## EXERCISE OBJECTIVE
Using the data below, return all lines in which "icon" appears.
[RAW DATA Boundary: Start]
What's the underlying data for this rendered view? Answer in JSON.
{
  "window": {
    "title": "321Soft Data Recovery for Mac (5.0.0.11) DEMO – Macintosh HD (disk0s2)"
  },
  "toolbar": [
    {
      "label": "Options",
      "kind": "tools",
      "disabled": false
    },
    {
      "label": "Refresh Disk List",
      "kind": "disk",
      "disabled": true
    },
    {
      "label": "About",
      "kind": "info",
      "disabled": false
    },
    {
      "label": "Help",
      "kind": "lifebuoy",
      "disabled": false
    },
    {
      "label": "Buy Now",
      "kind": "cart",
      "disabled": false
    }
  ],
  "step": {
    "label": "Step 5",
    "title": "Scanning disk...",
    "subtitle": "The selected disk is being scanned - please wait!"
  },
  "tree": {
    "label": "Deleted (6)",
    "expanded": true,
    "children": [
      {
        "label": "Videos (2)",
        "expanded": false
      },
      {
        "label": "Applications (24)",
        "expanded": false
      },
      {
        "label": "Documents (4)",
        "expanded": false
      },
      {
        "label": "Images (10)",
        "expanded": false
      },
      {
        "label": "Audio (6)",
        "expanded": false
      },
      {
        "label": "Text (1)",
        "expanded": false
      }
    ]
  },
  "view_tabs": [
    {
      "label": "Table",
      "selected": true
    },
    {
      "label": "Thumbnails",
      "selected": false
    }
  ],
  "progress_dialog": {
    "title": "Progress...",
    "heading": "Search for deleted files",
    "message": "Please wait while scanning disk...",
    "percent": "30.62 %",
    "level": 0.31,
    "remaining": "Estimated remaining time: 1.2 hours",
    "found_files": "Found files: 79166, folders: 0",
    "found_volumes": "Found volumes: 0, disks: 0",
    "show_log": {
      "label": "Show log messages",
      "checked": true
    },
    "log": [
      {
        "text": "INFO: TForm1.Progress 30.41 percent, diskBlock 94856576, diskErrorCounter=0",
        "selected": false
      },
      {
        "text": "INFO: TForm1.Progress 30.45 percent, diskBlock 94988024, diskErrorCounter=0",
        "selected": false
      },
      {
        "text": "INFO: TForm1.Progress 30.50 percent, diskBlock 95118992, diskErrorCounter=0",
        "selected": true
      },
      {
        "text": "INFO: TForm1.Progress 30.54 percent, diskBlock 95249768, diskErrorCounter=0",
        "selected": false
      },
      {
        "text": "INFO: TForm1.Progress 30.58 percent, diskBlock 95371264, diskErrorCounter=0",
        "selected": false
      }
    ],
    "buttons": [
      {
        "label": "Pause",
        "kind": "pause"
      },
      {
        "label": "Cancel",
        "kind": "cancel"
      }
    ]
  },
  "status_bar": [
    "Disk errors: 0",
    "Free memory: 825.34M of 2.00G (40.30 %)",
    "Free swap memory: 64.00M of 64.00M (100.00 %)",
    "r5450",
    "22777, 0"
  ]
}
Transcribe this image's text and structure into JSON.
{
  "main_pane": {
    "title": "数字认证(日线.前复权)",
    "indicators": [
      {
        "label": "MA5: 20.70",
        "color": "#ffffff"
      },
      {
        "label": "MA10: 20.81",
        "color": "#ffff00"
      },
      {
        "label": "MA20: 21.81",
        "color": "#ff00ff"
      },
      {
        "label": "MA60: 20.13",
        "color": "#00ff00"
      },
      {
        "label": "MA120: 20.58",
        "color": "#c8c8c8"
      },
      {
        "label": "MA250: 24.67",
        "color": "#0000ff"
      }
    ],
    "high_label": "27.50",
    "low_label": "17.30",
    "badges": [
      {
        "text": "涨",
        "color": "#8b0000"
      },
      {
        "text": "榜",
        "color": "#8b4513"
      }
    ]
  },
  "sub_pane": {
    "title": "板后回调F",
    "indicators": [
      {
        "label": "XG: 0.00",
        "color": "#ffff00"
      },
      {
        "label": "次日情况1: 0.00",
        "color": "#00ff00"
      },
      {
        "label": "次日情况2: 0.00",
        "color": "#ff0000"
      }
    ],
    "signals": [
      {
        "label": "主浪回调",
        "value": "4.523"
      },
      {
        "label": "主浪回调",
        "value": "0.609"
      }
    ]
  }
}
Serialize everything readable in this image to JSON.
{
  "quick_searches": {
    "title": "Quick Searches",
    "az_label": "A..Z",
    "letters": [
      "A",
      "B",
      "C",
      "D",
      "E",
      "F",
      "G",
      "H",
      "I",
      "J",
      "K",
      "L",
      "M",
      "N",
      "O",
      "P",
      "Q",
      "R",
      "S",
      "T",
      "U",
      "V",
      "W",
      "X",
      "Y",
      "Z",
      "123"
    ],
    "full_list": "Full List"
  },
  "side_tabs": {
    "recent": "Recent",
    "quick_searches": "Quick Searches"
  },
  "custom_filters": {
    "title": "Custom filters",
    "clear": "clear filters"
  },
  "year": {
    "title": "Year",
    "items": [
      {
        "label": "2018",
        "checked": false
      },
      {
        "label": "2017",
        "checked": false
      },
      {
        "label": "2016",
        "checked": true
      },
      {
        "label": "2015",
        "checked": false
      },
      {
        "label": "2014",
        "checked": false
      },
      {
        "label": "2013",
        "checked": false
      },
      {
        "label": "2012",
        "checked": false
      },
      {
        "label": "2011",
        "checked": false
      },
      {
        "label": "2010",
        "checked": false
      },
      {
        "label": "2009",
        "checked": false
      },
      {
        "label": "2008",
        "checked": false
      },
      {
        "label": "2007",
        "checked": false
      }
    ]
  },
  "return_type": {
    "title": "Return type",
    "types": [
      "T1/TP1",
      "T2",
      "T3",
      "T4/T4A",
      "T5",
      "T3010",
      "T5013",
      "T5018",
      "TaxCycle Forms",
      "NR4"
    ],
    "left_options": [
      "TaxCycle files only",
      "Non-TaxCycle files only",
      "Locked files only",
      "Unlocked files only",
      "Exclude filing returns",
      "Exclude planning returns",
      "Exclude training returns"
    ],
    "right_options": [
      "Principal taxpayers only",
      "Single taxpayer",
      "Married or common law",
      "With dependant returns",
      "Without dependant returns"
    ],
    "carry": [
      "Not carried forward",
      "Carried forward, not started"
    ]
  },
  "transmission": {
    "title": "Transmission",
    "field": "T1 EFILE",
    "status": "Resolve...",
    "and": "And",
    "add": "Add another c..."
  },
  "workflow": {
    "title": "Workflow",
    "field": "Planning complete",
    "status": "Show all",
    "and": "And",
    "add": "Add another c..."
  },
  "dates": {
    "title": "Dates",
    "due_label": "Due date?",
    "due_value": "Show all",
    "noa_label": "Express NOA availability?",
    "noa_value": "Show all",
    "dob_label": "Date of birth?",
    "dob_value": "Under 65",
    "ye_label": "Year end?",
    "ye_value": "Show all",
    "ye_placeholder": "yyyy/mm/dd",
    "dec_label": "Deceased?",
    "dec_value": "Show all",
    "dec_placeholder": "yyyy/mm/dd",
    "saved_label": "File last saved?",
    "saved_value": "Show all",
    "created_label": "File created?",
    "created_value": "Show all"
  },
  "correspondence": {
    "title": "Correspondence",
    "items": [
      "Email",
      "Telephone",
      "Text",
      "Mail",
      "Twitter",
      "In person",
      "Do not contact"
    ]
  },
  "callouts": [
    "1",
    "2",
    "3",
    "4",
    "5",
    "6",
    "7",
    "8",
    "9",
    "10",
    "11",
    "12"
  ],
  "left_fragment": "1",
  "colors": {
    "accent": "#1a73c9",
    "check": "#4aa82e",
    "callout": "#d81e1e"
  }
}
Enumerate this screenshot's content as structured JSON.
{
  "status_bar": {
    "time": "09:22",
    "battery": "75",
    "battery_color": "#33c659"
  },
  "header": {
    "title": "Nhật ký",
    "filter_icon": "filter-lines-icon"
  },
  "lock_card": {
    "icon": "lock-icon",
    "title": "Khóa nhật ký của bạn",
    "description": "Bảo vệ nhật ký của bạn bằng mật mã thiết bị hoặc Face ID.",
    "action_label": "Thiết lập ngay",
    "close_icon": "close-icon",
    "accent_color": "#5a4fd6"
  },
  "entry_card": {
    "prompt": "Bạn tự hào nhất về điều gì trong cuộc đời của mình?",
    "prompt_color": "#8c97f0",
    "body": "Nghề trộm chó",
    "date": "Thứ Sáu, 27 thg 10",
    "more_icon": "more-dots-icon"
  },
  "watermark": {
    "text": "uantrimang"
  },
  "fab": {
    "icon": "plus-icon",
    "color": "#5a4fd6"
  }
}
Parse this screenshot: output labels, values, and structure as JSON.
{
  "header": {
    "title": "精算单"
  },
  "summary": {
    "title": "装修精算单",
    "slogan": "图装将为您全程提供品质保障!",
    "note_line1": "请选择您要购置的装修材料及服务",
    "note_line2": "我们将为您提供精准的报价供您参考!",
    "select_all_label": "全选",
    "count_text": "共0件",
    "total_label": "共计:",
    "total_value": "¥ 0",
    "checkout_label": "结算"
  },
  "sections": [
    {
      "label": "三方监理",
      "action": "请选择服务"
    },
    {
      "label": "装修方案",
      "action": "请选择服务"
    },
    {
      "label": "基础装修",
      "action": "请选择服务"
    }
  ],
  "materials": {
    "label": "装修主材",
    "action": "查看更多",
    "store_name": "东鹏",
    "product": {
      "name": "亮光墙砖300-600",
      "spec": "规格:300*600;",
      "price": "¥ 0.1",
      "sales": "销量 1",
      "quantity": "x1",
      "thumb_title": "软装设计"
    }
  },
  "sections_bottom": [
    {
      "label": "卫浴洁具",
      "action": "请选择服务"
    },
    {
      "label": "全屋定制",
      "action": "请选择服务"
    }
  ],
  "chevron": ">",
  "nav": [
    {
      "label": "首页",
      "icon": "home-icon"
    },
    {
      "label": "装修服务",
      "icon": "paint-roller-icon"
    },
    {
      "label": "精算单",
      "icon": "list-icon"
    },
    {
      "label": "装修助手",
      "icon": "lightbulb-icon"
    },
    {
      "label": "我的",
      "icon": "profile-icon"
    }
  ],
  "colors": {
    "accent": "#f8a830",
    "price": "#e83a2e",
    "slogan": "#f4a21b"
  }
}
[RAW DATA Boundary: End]
## RESPONSE FOR THIS EXERCISE
    "filter_icon": "filter-lines-icon"
    "icon": "lock-icon",
    "close_icon": "close-icon",
    "more_icon": "more-dots-icon"
    "icon": "plus-icon",
      "icon": "home-icon"
      "icon": "paint-roller-icon"
      "icon": "list-icon"
      "icon": "lightbulb-icon"
      "icon": "profile-icon"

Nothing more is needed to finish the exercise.